Space Food Processing and Packaging
The STS-114 crewmembers wrangle with unfamiliar packaging at the Johnson Space Center.
The STS-114 crewmembers wrangle with unfamiliar packaging at the Johnson Space Center.
NASA

Space foods are processed to ensure quality and safety. Fresh fruits and vegetables are minimally processed -- they're sanitized with a 200 parts per million (ppm) chlorine rinse, air-dried and then placed on a food tray, ready to be stored in the fresh food locker. Some vegetables, like carrots and celery, are packaged in sealable bags. All fresh foods need to be eaten within the first few days of a mission because they spoil quickly.

NASA scientists use certain processing techniques to make foods shelf stable, or safe to store at room temperature. Thermostabilization, or heat processing, extends shelf life to three years. Irradiated foods are shelf stable because they're sterilized by a dose of ionizing radiation. Lowering the pH and water activity of foods can also stabilize them. Freeze-drying, or removing water from foods, inhibits microbial growth, and mold growth can be prevented by removing oxygen from packaging.

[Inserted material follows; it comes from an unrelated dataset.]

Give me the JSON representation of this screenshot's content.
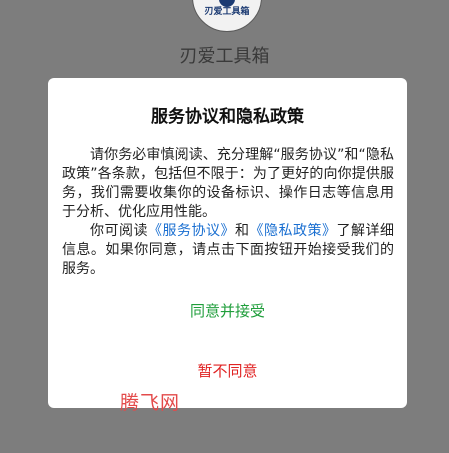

Shelf life is determined by noting changes in product quality, and the lab has specific methodology for testing. All foods intended for shuttle flights must have nine-month minimum shelf life. Foods going to the International Space Station must have a one-year shelf life, and any foods developed for future planetary expeditions or outposts must have a five-year shelf life [source: Iowa State University].

Testing at the Space Food Systems Laboratory begins with sensory evaluations. Astronauts rate food by appearance, color, odor, flavor, texture and overall palatability. Foods are then exposed to time and temperature changes, and sensory evaluations are repeated to determine how the foods hold up.

Scientists perform chemical analyses by testing the food's moisture, pH, water activity, nutrients, color and texture as well as considering time and temperature changes.

Packaging materials and methods are developed to reduce contaminates. The materials' weight, shape and waste are also considered during development. Currently, scientists take advantage of materials such as Mylar®, Aclar® and polyethylene to create flexible containers and pouches as well as sticking to old standards like foil pouches and aluminum for cans.

Since food weight allowance is limited to 3.8 lbs (1.7 kl) per person, per day on the ISS, and only 0.5 lbs (0.23 kl) per person, per day on the shuttle, the lab continues to develop new packaging materials to reduce weight and waste [sources: NASA and Iowa State University].

Each package is given a barcode and colored fabric fastener dots. The dots' colors match each crewmember with his or her menu items. Astronauts use the barcodes to log each food item when consumed -- information used by the lab back home in determining future food lists.

Once products and menus are green-lighted, they're given to the Flight Equipment Processing Contractor for processing, packaging and storing before being sent to Kennedy Space Center (KSC) in Florida. Two to three days before launch (or 24 hours for fresh foods), food lockers are placed onboard the shuttle, ready to go into space.

For more information about space food and how astronauts eat in space, visit our related resources on the next page.